Thank you for your considerate reply. The 'master plan' had a goal of the Model 3 and certainly they have worked those configuration pricepoint numbers (LR/SR, options, RWD/AWD, etc) with many forecast models that get revised regularly. Certainly their avg (config opts) sold Model 3 will make money. The battery material and tech is one of the major components and that is a major the point of the gigafactory (along with powerwall/powerpacks).I can see your point here but the issue is whether Tesla can sell the Model 3 and stay in business. Last quarter Tesla lost something like $28K on every vehicle is delivered. If GM took even $20K off the price of the Bolt how many do you think it could sell? That's not to say the Model 3 costs a lot more than the Bolt EV to build. It won't. But the models Tesla will be selling won't be $35K with a $7500 tax credit. And how many of those "clamoring" for what has been marketed as a smaller version of a Model S for $35K will still be clamoring when they see what they get for $50K. This isn't a problem for Tesla alone. For GM and Tesla and every other auto manufacturer the problem is that BEVs are too expensive given the alternatives.
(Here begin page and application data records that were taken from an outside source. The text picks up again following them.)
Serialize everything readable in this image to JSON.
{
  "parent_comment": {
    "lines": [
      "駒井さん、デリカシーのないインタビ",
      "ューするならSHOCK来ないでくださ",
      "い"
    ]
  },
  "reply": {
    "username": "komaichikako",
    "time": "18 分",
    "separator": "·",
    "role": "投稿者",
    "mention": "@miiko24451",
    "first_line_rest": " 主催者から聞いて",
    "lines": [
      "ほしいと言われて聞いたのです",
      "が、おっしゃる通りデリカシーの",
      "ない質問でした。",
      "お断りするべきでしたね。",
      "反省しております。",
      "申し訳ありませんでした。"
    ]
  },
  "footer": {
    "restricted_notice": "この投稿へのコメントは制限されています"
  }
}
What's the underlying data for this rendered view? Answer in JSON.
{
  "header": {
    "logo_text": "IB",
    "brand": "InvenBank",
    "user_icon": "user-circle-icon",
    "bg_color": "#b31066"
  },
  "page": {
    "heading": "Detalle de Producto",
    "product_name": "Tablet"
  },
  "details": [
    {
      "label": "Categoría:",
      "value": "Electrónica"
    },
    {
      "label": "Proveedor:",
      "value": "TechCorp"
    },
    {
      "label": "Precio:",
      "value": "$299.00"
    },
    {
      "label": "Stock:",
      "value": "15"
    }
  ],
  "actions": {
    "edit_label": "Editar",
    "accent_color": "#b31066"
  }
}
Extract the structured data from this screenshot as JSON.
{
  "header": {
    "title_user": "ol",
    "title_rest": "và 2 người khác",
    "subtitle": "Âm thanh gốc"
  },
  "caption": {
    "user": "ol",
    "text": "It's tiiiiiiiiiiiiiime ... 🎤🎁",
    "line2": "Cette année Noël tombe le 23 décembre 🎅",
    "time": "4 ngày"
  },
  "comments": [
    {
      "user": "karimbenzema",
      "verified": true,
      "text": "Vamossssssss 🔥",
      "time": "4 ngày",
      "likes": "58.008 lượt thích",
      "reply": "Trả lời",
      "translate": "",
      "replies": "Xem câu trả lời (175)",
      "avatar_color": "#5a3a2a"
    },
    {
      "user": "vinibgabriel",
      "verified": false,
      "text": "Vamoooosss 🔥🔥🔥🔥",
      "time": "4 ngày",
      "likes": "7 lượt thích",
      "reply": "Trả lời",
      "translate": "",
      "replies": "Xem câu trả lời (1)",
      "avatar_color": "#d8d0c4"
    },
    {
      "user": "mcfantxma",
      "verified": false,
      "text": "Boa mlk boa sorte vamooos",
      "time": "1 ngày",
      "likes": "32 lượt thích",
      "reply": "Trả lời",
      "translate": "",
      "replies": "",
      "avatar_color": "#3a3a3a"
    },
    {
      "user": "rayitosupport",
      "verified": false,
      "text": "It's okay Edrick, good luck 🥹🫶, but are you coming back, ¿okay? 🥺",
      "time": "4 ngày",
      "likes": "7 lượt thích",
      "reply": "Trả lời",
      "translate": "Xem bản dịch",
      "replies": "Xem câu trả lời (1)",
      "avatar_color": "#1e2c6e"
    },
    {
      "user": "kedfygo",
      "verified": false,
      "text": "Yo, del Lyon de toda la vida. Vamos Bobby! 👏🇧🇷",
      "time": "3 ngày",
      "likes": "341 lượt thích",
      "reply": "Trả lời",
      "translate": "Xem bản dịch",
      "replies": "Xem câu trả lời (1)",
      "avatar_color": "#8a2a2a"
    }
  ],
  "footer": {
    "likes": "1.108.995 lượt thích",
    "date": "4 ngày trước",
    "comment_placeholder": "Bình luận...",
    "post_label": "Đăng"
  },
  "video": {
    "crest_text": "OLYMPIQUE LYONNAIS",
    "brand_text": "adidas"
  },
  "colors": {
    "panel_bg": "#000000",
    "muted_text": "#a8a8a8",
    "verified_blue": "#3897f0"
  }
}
So to answer your question: I don't think Tesla will sell 200K or 300K Model 3s a year, both because it won't be able to make that many and because the demand won't be there. Demand for the Model S and Model X is not exactly going through the roof. These models, especially the Model S, had a nice run, but Tesla is looking at steady or even declining demand. How many small sedans for $50K do all manufacturers combined sell in the US? (The US is the relevant market because Tesla's business in Europe is "Meh" and in China it's downright lousy).
A journalist for the WSJ and NYTimes once remarked that, for technology companies, "it seems that it's the true believers who sometimes don't get something very basic -- addition and subtraction".
Re: How many small sedans for $50K do all manufacturers combined sell in the US?
IMO, at a highlevel the Model 3 and the Bolt are competitors only because they are > 200 mile BEVs. They are very different and the Bolt is not the competitor. There are *many* articles on this using lower BMWs, Audis, etc as the real comparisons. As to your question, you would have to define what small sedans are the competitors and then look at goodcardbadcar to see what they sell. I suspect there are articles about this. I'll search.
I really like the blue line with the circles here: